Determine how many lines of the listing contain the word "applied". The reply is that number alone.

——————————

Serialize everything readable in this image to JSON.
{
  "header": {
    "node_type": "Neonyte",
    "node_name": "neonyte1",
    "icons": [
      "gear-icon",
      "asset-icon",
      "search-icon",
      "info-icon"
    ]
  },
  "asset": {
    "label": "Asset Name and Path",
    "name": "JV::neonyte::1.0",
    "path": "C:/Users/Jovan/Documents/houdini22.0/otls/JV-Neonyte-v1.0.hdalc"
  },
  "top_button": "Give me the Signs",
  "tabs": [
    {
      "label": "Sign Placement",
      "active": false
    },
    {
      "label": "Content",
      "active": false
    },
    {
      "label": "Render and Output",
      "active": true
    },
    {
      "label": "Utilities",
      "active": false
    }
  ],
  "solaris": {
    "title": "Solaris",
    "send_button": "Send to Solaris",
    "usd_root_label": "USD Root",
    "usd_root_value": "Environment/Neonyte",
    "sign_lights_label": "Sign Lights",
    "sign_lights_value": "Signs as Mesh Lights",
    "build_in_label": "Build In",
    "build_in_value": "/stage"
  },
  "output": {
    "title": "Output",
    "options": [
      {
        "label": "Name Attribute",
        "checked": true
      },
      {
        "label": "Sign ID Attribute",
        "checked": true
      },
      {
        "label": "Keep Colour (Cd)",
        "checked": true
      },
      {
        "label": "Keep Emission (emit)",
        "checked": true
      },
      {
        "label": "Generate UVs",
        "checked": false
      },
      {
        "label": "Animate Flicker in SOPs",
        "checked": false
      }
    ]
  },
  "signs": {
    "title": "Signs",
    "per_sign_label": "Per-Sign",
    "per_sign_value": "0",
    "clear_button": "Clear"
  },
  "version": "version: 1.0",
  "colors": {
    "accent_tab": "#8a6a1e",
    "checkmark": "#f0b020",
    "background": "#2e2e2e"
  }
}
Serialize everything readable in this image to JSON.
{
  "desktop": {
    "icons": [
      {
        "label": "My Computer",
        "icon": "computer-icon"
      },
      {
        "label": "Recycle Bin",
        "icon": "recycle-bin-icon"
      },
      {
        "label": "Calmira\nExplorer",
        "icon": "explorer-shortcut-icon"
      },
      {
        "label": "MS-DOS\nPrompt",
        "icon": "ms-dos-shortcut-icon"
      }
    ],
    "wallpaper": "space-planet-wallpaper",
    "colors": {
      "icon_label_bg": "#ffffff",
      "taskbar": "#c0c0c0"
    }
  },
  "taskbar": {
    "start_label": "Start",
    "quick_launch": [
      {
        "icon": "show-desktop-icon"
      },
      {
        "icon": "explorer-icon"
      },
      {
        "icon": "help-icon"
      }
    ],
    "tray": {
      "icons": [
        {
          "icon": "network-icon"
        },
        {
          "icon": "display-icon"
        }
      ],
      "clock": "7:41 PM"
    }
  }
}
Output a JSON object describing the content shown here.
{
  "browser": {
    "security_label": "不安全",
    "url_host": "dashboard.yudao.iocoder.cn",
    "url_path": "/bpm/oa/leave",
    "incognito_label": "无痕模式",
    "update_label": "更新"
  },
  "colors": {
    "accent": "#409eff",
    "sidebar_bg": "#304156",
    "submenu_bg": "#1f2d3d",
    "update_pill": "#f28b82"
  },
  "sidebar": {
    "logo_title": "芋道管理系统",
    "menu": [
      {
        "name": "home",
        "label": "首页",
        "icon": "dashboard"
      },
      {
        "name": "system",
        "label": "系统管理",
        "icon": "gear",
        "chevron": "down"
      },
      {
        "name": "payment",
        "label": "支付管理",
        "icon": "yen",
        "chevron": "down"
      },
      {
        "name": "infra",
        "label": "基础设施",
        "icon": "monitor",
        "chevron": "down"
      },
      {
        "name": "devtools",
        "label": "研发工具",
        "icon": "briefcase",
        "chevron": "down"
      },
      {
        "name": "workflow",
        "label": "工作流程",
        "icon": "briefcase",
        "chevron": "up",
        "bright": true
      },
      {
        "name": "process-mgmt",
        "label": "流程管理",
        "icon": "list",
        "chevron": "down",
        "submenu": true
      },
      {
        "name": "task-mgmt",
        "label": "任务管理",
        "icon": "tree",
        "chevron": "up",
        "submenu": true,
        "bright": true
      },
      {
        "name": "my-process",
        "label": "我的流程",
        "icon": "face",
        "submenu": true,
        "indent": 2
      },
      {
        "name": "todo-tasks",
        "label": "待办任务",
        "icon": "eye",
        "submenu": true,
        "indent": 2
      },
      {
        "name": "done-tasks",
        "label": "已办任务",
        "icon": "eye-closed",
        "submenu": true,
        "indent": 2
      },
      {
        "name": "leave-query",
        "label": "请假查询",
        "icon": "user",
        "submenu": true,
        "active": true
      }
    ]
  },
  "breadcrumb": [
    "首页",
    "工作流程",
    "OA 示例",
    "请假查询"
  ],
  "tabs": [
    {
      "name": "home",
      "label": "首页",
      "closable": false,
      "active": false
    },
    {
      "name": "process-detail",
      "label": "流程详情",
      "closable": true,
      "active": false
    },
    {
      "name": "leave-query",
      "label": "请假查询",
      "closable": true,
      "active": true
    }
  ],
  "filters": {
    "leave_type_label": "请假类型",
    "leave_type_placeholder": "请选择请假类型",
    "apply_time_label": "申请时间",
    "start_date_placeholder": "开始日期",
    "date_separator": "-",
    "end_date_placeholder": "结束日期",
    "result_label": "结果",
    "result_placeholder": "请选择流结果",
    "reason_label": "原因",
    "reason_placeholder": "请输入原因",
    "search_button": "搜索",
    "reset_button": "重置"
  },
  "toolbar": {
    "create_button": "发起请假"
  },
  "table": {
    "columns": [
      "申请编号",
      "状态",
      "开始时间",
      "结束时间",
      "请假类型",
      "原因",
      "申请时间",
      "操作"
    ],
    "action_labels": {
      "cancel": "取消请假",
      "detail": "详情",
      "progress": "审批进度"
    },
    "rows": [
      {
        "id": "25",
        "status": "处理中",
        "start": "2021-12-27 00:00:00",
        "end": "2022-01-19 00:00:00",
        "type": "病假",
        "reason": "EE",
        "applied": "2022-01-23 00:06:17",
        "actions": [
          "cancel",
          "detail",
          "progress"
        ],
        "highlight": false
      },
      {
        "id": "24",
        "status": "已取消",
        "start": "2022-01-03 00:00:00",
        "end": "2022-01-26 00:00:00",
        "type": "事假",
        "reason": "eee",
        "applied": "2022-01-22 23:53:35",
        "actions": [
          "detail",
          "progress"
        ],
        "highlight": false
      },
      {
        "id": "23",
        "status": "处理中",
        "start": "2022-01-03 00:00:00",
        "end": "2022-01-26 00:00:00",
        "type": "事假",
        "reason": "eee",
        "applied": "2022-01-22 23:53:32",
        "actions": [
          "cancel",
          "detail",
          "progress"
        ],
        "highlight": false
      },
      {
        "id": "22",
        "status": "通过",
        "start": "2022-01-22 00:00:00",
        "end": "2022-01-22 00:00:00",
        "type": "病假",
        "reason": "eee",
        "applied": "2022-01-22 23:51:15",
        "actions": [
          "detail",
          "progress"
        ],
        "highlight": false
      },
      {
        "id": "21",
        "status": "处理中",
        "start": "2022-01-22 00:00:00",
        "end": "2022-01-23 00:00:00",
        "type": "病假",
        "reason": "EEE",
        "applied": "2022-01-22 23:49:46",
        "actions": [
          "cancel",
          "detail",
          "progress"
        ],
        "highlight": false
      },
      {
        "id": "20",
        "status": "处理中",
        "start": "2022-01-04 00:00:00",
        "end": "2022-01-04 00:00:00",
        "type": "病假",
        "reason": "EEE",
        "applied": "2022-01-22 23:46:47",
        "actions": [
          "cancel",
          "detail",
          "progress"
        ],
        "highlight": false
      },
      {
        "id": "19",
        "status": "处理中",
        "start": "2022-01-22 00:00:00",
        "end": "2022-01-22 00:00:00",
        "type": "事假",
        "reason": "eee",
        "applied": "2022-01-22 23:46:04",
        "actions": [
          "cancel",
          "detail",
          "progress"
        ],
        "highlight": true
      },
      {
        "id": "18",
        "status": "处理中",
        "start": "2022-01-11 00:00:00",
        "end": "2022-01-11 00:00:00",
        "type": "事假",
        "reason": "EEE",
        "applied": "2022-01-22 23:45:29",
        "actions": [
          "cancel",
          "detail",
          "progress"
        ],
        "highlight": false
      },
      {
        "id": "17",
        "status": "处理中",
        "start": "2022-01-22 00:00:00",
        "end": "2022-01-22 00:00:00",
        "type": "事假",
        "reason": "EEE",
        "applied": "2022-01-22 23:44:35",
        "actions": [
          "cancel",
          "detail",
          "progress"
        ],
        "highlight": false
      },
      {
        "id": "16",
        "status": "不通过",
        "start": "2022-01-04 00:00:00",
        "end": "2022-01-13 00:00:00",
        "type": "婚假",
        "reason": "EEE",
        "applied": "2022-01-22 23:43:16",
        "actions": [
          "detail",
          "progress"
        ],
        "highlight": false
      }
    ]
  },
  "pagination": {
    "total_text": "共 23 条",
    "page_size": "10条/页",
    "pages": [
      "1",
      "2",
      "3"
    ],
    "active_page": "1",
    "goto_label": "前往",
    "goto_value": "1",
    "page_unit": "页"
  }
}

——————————

> _Result below_
10